This solidarity has helped quell complaints somewhat, as has the long period of time that elapsed between the casting of Whittaker and her first appearance as the Doctor. It has been one year since the announcement sent massive ripples throughout the fan ecosystem. The show itself is not expected to debut until sometime in the regular fall TV season — the trailer gave no indication of a debut date as of yet. These gaps between casting announcements (and between seasons) is one of the reasons the show has been able to successfully reboot its casting by allowing fans to adjust to the coming changes and rebuke potential fan uprisings.
The series stumbled onto the idea of using recasting to ensure longevity quite by accident, when the original lead, William Hartnell, began showing signs of memory loss and had to retire.
There’s a reason “Doctor Who” has lasted so long and with so many leads. The series stumbled onto the idea of using recasting to ensure longevity quite by accident, when the original lead, William Hartnell, began showing signs of memory loss and had to retire. Rather than cancel the show, which would have been the standard at the time, the production “regenerated” the character as a new actor. (After all, the Doctor is an alien and who says aliens die like humans do?) The Doctor’s supporting cast of “companions” has constantly refreshed as well over the years, getting on and off the TARDIS like a police box-shaped bus. Each time the series turned over, the production disruption would put long gaps between seasons.

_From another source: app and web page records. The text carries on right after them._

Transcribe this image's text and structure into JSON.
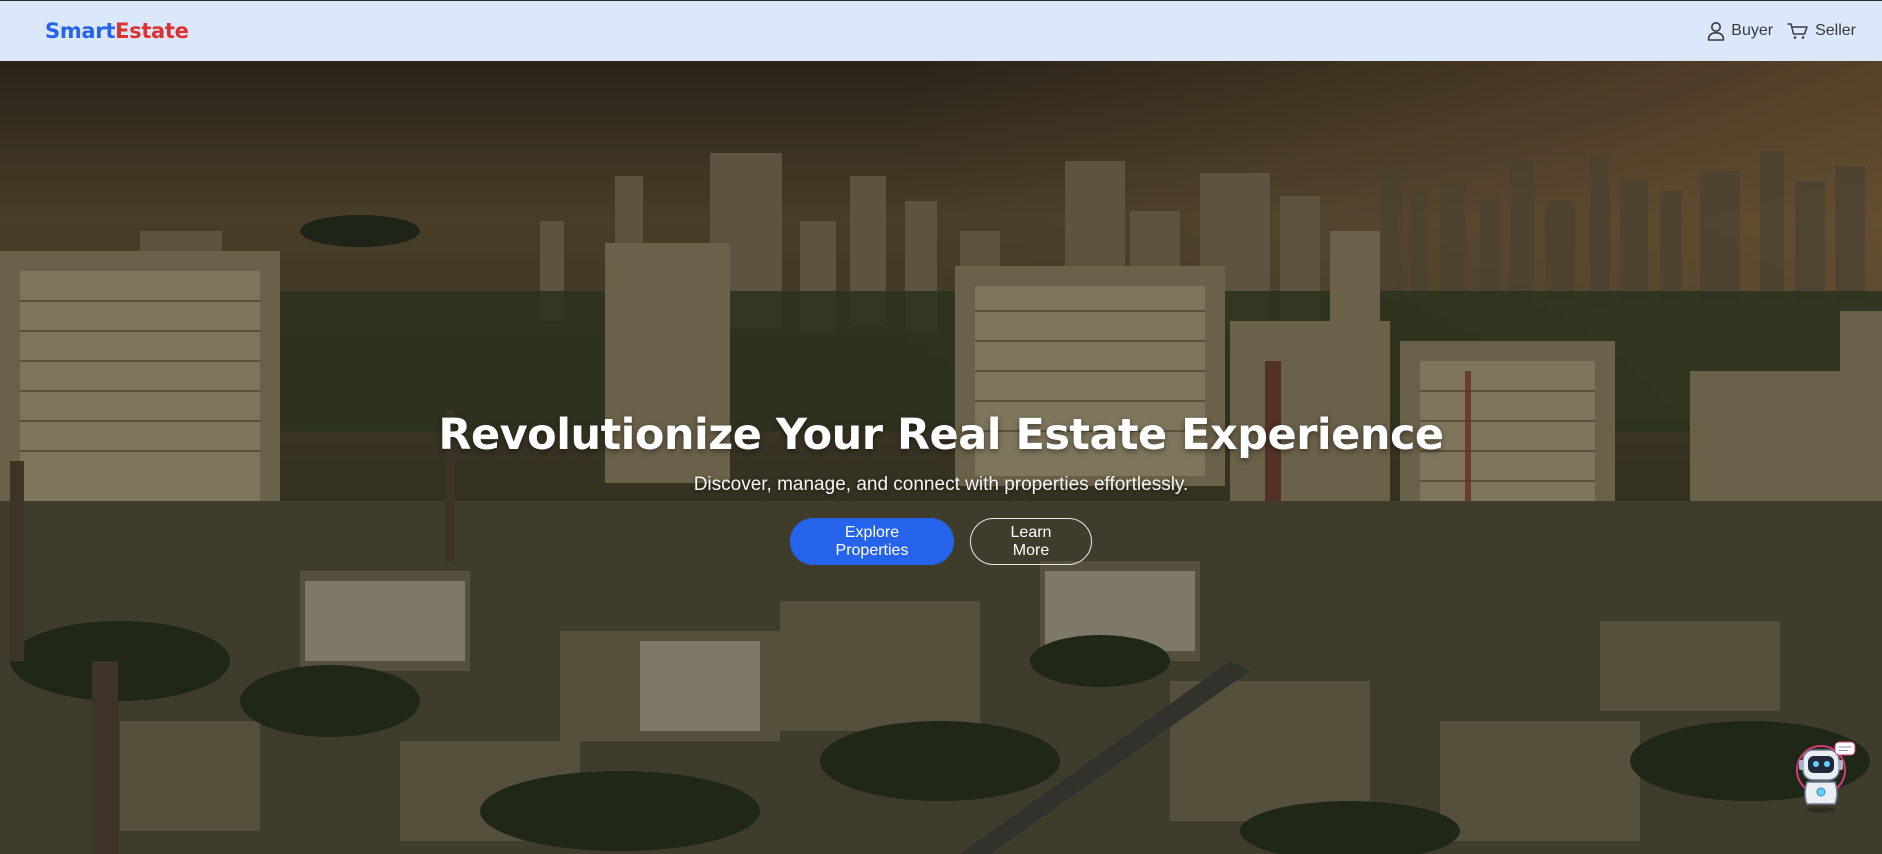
{
  "brand": {
    "part1": "Smart",
    "part2": "Estate"
  },
  "nav": {
    "buyer_label": "Buyer",
    "seller_label": "Seller",
    "buyer_icon": "user-icon",
    "seller_icon": "cart-icon"
  },
  "hero": {
    "title": "Revolutionize Your Real Estate Experience",
    "subtitle": "Discover, manage, and connect with properties effortlessly.",
    "primary_button": "Explore Properties",
    "secondary_button": "Learn More",
    "background": "city-skyline-photo"
  },
  "chatbot": {
    "icon": "robot-assistant-icon"
  },
  "colors": {
    "accent": "#2563eb",
    "brand_red": "#e03131",
    "navbar_bg": "#dbe8fb"
  }
}
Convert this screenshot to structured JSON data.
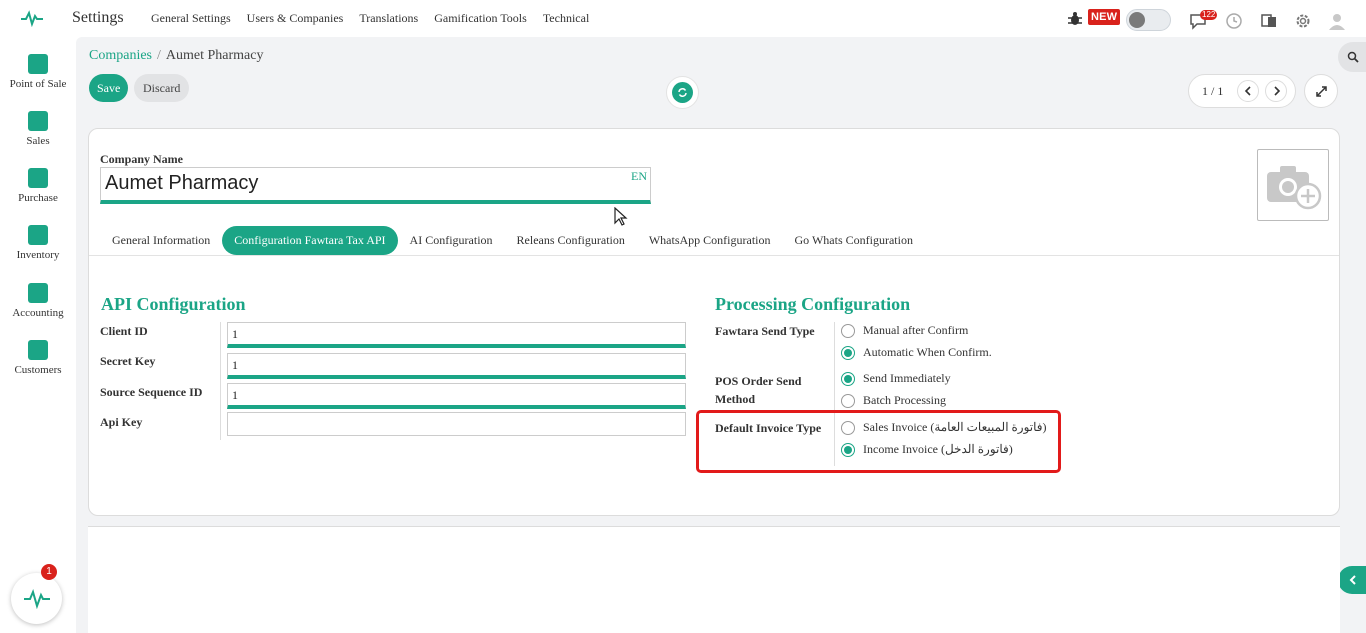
{
  "app": {
    "title": "Settings"
  },
  "topnav": [
    "General Settings",
    "Users & Companies",
    "Translations",
    "Gamification Tools",
    "Technical"
  ],
  "header_right": {
    "new_badge": "NEW",
    "messages_count": "122"
  },
  "sidebar": {
    "items": [
      {
        "label": "Point of Sale",
        "icon": "monitor-icon"
      },
      {
        "label": "Sales",
        "icon": "sales-icon"
      },
      {
        "label": "Purchase",
        "icon": "dollar-icon"
      },
      {
        "label": "Inventory",
        "icon": "box-icon"
      },
      {
        "label": "Accounting",
        "icon": "calculator-icon"
      },
      {
        "label": "Customers",
        "icon": "users-icon"
      }
    ],
    "fab_badge": "1"
  },
  "breadcrumb": {
    "parent": "Companies",
    "separator": "/",
    "current": "Aumet Pharmacy"
  },
  "actions": {
    "save": "Save",
    "discard": "Discard"
  },
  "pager": {
    "text": "1 / 1"
  },
  "form": {
    "company_name_label": "Company Name",
    "company_name_value": "Aumet Pharmacy",
    "lang": "EN"
  },
  "tabs": [
    {
      "label": "General Information",
      "active": false
    },
    {
      "label": "Configuration Fawtara Tax API",
      "active": true
    },
    {
      "label": "AI Configuration",
      "active": false
    },
    {
      "label": "Releans Configuration",
      "active": false
    },
    {
      "label": "WhatsApp Configuration",
      "active": false
    },
    {
      "label": "Go Whats Configuration",
      "active": false
    }
  ],
  "api_config": {
    "title": "API Configuration",
    "client_id_label": "Client ID",
    "client_id_value": "1",
    "secret_key_label": "Secret Key",
    "secret_key_value": "1",
    "source_seq_label": "Source Sequence ID",
    "source_seq_value": "1",
    "api_key_label": "Api Key",
    "api_key_value": ""
  },
  "processing_config": {
    "title": "Processing Configuration",
    "send_type_label": "Fawtara Send Type",
    "send_type_opt1": "Manual after Confirm",
    "send_type_opt2": "Automatic When Confirm.",
    "pos_method_label_1": "POS Order Send",
    "pos_method_label_2": "Method",
    "pos_method_opt1": "Send Immediately",
    "pos_method_opt2": "Batch Processing",
    "invoice_type_label": "Default Invoice Type",
    "invoice_type_opt1": "Sales Invoice (فاتورة المبيعات العامة)",
    "invoice_type_opt2": "Income Invoice (فاتورة الدخل)"
  },
  "colors": {
    "accent": "#1ba586",
    "highlight": "#e21a1a",
    "badge": "#d9221c"
  }
}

Since the most recently rebooted version began in 2005, the show is now on its third creative staff and fifth lead actor. The time between Whittaker being announced as the Doctor and her first full episode is trending towards the longer side, but by giving the fandom more time to mentally prepare for the gender-swap of the show's stalwart title character, the team seems to be hoping to make the transition smoother.
But the trailer suggests that even with the BBC’s prolonged rollout and planned PR splash on San Diego Comic Con’s opening day, the show is still nervous. When castings for the roles of the Doctor’s companions were announced back in October of 2017, the leading announcement was for Graham, an older white male (played by Bradley Walsh). The Doctor may be a woman, but the show wants fans to know there will still a leading older white man in the cast.
Besides Graham, the trailer introduced viewers to Ryan (Tosin Cole) and Yasmin (Mandip Gill), both of whom are actors of color. Yasmin is the first character of South Asian descent in the show’s history. (The books and comics have had more diverse companions, but the main TV show has not.) This will make the oncoming season the most diverse ever. But if all three travel with the Doctor weekly, the TARDIS will be a crowded house. The show has not carried this many characters around since the mid-1980s, after Tom Baker’s controversial exit after nearly a decade in the role.
Perhaps the show is cushioning itself with a larger cast in hopes of bringing in as wide a viewership as possible to check out the new version. But hopefully Whittaker’s arrival, along with her companions, remains as smooth and magical as the trailer would like us all to believe it will be.
Ani Bundel has been blogging professionally since 2010. Regular bylines can be found at Elite Daily, WETA's TellyVisions, and Ani-Izzy.com.